## Work instruction
Nothing in the records may be changed; reproduce all of them.

## Study material
★ ★ ★ ★ ★

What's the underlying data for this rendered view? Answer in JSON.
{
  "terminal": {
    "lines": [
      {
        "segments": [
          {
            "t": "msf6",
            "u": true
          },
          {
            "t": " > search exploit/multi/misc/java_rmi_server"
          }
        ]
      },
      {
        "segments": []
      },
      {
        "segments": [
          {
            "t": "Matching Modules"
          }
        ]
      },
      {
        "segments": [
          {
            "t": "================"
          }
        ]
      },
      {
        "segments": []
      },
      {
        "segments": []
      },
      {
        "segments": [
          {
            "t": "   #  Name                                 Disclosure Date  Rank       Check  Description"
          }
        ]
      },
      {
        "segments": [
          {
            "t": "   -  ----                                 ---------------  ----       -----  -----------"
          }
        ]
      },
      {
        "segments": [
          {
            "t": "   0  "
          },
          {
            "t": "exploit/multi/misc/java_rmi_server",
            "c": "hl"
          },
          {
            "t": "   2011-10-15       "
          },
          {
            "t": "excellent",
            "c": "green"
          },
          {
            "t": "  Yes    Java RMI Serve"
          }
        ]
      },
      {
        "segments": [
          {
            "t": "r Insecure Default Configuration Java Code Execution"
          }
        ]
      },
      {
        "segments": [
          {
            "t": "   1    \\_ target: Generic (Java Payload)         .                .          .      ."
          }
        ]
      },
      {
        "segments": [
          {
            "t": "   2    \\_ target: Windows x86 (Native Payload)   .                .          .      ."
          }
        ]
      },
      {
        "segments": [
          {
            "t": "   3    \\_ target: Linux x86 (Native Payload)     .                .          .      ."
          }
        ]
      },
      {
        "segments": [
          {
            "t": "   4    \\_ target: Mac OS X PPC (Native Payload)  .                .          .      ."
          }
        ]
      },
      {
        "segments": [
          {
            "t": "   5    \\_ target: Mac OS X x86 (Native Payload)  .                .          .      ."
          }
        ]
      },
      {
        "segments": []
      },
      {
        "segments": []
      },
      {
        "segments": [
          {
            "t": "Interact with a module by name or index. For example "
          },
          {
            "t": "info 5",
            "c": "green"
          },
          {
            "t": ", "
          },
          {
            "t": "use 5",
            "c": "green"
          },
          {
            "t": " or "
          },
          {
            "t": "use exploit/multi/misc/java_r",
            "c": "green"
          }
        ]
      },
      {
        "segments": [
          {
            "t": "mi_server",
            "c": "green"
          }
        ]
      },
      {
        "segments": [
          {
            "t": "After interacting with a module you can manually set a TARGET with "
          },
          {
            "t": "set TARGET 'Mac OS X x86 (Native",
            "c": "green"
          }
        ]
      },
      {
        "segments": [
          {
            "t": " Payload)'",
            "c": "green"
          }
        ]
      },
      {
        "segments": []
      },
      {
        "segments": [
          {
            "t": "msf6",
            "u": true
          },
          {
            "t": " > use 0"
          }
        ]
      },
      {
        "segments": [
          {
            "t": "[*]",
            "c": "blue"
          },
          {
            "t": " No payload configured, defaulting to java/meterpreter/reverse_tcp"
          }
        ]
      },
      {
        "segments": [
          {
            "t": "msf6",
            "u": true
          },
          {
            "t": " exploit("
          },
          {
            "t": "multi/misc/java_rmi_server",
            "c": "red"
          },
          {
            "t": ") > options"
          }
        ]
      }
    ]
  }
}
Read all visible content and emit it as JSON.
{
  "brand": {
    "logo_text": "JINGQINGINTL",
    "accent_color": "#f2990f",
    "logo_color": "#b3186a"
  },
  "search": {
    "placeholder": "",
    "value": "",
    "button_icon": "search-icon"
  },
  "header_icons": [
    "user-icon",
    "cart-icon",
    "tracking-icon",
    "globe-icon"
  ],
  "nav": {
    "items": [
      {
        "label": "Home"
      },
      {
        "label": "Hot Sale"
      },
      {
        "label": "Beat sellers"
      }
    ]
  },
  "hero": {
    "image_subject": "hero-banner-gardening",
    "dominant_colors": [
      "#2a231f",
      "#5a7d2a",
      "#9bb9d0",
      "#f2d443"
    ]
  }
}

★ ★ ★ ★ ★

## Problem solution
What's the underlying data for this rendered view? Answer in JSON.
{
  "terminal": {
    "lines": [
      {
        "segments": [
          {
            "t": "msf6",
            "u": true
          },
          {
            "t": " > search exploit/multi/misc/java_rmi_server"
          }
        ]
      },
      {
        "segments": []
      },
      {
        "segments": [
          {
            "t": "Matching Modules"
          }
        ]
      },
      {
        "segments": [
          {
            "t": "================"
          }
        ]
      },
      {
        "segments": []
      },
      {
        "segments": []
      },
      {
        "segments": [
          {
            "t": "   #  Name                                 Disclosure Date  Rank       Check  Description"
          }
        ]
      },
      {
        "segments": [
          {
            "t": "   -  ----                                 ---------------  ----       -----  -----------"
          }
        ]
      },
      {
        "segments": [
          {
            "t": "   0  "
          },
          {
            "t": "exploit/multi/misc/java_rmi_server",
            "c": "hl"
          },
          {
            "t": "   2011-10-15       "
          },
          {
            "t": "excellent",
            "c": "green"
          },
          {
            "t": "  Yes    Java RMI Serve"
          }
        ]
      },
      {
        "segments": [
          {
            "t": "r Insecure Default Configuration Java Code Execution"
          }
        ]
      },
      {
        "segments": [
          {
            "t": "   1    \\_ target: Generic (Java Payload)         .                .          .      ."
          }
        ]
      },
      {
        "segments": [
          {
            "t": "   2    \\_ target: Windows x86 (Native Payload)   .                .          .      ."
          }
        ]
      },
      {
        "segments": [
          {
            "t": "   3    \\_ target: Linux x86 (Native Payload)     .                .          .      ."
          }
        ]
      },
      {
        "segments": [
          {
            "t": "   4    \\_ target: Mac OS X PPC (Native Payload)  .                .          .      ."
          }
        ]
      },
      {
        "segments": [
          {
            "t": "   5    \\_ target: Mac OS X x86 (Native Payload)  .                .          .      ."
          }
        ]
      },
      {
        "segments": []
      },
      {
        "segments": []
      },
      {
        "segments": [
          {
            "t": "Interact with a module by name or index. For example "
          },
          {
            "t": "info 5",
            "c": "green"
          },
          {
            "t": ", "
          },
          {
            "t": "use 5",
            "c": "green"
          },
          {
            "t": " or "
          },
          {
            "t": "use exploit/multi/misc/java_r",
            "c": "green"
          }
        ]
      },
      {
        "segments": [
          {
            "t": "mi_server",
            "c": "green"
          }
        ]
      },
      {
        "segments": [
          {
            "t": "After interacting with a module you can manually set a TARGET with "
          },
          {
            "t": "set TARGET 'Mac OS X x86 (Native",
            "c": "green"
          }
        ]
      },
      {
        "segments": [
          {
            "t": " Payload)'",
            "c": "green"
          }
        ]
      },
      {
        "segments": []
      },
      {
        "segments": [
          {
            "t": "msf6",
            "u": true
          },
          {
            "t": " > use 0"
          }
        ]
      },
      {
        "segments": [
          {
            "t": "[*]",
            "c": "blue"
          },
          {
            "t": " No payload configured, defaulting to java/meterpreter/reverse_tcp"
          }
        ]
      },
      {
        "segments": [
          {
            "t": "msf6",
            "u": true
          },
          {
            "t": " exploit("
          },
          {
            "t": "multi/misc/java_rmi_server",
            "c": "red"
          },
          {
            "t": ") > options"
          }
        ]
      }
    ]
  }
}
Read all visible content and emit it as JSON.
{
  "brand": {
    "logo_text": "JINGQINGINTL",
    "accent_color": "#f2990f",
    "logo_color": "#b3186a"
  },
  "search": {
    "placeholder": "",
    "value": "",
    "button_icon": "search-icon"
  },
  "header_icons": [
    "user-icon",
    "cart-icon",
    "tracking-icon",
    "globe-icon"
  ],
  "nav": {
    "items": [
      {
        "label": "Home"
      },
      {
        "label": "Hot Sale"
      },
      {
        "label": "Beat sellers"
      }
    ]
  },
  "hero": {
    "image_subject": "hero-banner-gardening",
    "dominant_colors": [
      "#2a231f",
      "#5a7d2a",
      "#9bb9d0",
      "#f2d443"
    ]
  }
}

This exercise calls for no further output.